Step 5 determines the schedule to sync. You can choose to have it run only at a certain time of the day, run on a periodic schedule, or have it continuously sync changes to a folder. I chose to continuous sync since that’s most like other cloud storage solutions. However if you are using it for backup, setting a daily schedule might make the most sense.
Finally you save the profile, and depending on if you wanted the job to run scheduled, the scheduler starts and will execute the job. The first time a job executes, you get a preview of what the job will be syncing.
I found that SFFS was a little slower than DropBox at syncing files into S3. When backing up the same folder set, Dropbox maxed out my connection and was steady at 24 Mbps, whereas SFFS couldn’t maintain that throughput. I assume this is because DropBox’s rsync-based backend is more efficient at streaming files than SFFS, but it’s a minor quibble.
SFFS can do so much that I can’t cover the entire feature set, but I will touch on some of the finer features. The file monitoring works well, and nearly instantly synced up files. ZIP Compressions is very configurable and can be configured to zip individual files or larger collections (which helps streamline uploading).
Compression has a number of options, with the default being “Zip Compatible AES-256”. I would recommend just leaving that, as any of the other settings aren’t as secure or aren’t as useful.
The schedule can be extremely granular. If you want to run jobs at different times on different days of the week, it can be done. Just make sure not to twist yourself into a management pretzel with the scheduler options.
The Remote File Service is a Windows-only feature that starts a service on the remote machine which will handle generating a file list and maintaining file locations and deletions.

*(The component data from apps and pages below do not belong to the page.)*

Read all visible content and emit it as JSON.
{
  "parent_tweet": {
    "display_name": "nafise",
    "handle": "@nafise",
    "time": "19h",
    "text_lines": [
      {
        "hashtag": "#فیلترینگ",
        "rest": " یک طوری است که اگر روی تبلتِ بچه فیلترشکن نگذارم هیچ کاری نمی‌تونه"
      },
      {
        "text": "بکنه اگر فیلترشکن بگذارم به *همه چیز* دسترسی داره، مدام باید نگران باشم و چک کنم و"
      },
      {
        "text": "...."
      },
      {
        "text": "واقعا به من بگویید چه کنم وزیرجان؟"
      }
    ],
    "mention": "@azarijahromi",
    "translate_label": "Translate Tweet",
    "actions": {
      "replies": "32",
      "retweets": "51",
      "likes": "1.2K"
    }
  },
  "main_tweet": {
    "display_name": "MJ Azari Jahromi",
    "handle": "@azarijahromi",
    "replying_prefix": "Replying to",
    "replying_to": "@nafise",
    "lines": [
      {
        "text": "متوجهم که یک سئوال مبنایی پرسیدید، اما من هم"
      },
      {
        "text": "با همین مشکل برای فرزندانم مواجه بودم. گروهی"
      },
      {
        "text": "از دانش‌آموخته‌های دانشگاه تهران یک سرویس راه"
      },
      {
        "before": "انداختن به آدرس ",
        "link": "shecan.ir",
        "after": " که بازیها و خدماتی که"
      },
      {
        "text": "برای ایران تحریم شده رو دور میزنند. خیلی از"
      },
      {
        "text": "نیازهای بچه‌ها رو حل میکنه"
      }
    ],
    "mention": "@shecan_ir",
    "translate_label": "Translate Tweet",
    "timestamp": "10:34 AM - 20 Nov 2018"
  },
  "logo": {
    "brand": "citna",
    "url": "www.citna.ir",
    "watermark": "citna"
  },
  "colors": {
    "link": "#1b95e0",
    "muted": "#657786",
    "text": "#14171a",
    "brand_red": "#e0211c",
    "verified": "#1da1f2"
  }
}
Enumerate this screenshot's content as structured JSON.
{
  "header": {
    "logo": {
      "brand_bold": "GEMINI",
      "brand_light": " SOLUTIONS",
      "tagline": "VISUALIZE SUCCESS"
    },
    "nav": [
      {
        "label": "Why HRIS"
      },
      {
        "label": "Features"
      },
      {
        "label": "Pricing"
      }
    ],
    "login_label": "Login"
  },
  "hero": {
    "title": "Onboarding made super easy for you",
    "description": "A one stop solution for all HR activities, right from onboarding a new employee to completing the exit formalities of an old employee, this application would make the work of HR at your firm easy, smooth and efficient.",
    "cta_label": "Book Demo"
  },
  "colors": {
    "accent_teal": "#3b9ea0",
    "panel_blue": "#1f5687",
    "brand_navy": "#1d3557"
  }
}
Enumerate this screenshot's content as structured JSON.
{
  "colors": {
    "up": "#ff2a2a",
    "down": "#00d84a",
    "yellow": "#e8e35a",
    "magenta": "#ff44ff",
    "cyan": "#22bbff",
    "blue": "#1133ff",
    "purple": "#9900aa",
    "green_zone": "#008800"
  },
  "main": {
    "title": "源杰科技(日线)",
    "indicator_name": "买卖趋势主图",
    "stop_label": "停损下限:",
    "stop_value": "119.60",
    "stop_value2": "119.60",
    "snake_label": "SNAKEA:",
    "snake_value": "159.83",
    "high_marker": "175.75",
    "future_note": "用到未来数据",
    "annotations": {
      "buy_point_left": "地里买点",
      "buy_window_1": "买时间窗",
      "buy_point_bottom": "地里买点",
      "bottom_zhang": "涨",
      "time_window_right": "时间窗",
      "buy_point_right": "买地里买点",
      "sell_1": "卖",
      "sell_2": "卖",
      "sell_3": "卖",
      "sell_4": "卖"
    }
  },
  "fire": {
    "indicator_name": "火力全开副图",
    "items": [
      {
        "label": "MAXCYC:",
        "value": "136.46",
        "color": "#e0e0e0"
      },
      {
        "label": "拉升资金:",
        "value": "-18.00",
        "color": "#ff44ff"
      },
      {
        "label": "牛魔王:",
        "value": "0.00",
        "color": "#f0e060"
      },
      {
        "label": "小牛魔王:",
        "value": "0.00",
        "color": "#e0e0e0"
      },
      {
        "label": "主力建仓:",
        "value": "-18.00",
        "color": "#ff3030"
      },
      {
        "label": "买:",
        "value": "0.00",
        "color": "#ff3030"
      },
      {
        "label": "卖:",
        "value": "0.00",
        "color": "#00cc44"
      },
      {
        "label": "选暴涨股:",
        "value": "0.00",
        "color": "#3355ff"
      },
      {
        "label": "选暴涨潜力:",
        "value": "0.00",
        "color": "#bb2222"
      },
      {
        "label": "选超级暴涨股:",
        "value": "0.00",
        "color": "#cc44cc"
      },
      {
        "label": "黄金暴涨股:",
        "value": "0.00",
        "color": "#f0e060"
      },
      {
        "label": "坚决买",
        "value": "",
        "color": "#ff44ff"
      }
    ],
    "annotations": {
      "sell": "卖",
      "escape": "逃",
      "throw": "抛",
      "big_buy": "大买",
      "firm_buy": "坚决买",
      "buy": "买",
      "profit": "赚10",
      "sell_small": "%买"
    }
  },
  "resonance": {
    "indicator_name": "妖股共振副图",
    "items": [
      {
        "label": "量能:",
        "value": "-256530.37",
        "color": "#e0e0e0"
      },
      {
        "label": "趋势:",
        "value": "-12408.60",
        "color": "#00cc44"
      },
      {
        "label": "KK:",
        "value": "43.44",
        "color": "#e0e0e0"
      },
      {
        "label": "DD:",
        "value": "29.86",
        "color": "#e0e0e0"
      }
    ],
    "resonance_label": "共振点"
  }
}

This is nice when you just want to have a server that houses all your synced folders but doesn’t need a full copy of SFFS. As such it won’t count against your licenses. This remote file service works mostly with FTS/FTPS, but can also work with SSH with some configuration.
Access, Support, and Security
Accessing your files is dependent on your remote storage. In my case of Amazon S3, I have access via S3’s interface, or any S3 client. Also, S3 offers an AWS Import/Export service where you ship them a hard drive, and they will dump files onto it for you, or upload files on it to a designated bucket. This way you can move files quickly into the system, and the service is rather inexpensive at $80 per device, and $2.49 per hour the data is loading. It also saves on all the transfer costs.
Support is through email or a forum community. The Developer is extremely active on the forums, more active that I honestly have ever seen a developer. It’s really good to see, and he is very open to making changes / additions to the software based on user requests if possible. Phone support is also available. But the developer is open in saying it is not any faster than emailing or posting in the forums.
Security is in the hands of the user. You have to enable AES encryption, which is something I would probably put in the wizard. There are so many options in SFFS that it can be difficult to find what you are looking for.
Overall SFFS is a great utility for cloud storing files. It’s a little daunting to navigate, and could do with a UI/UX makeover. But the features work as intended, and the free edition for Linux means anyone could set up a nice linux server and have it handle off-site backups quite easily.
Whether or not this is a decent replacement for Crashplan is dependent partially on knowledge, time, and patience. SFFS can do everything that Crashplan can when Amazon S3 is used. SFFS takes much longer to set up and understand, though.
However, the overall costs associated with SFFS + S3 are much lower than Crashplan’s current Pro solution, and will be what I recommend to my client if the promised “Crashplan for SMB” product doesn’t deliver satisfactorily.